Look through the lines below for the word "profile", and copy every line that has it.

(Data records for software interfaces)
****************************************

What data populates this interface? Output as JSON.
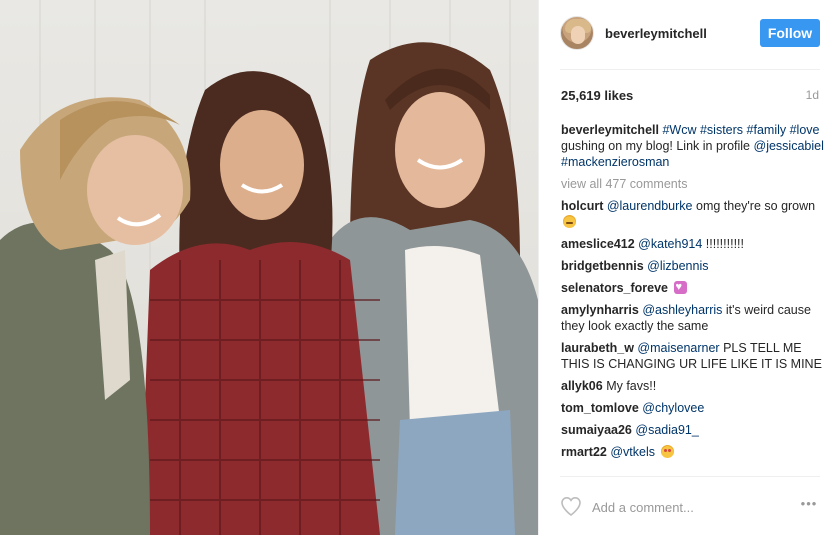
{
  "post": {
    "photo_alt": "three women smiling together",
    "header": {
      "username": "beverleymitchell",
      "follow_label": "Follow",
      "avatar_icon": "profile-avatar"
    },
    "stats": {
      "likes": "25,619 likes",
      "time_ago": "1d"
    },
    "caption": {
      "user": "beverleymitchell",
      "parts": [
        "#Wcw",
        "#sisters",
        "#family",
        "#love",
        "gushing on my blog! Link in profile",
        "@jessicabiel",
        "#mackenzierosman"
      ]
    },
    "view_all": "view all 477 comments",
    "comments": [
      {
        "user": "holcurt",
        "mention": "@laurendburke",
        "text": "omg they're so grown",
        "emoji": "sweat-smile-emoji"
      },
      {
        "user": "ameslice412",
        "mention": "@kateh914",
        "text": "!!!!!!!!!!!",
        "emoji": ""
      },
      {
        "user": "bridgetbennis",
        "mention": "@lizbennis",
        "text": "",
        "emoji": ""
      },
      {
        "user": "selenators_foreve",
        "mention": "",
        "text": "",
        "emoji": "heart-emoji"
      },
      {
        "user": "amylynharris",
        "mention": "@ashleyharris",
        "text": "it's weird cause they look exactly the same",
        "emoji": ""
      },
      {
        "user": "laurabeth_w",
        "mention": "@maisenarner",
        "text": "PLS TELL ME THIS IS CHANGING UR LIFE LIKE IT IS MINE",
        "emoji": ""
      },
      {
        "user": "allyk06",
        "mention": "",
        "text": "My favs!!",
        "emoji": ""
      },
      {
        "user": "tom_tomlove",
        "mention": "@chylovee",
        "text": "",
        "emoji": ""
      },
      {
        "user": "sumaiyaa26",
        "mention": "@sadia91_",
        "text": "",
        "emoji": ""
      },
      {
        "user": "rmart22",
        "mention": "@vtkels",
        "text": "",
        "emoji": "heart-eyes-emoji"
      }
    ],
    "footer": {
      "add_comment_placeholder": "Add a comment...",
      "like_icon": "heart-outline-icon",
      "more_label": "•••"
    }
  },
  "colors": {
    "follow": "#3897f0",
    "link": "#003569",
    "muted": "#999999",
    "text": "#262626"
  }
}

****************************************

**EXERCISE ANSWER**
      "avatar_icon": "profile-avatar"
        "gushing on my blog! Link in profile",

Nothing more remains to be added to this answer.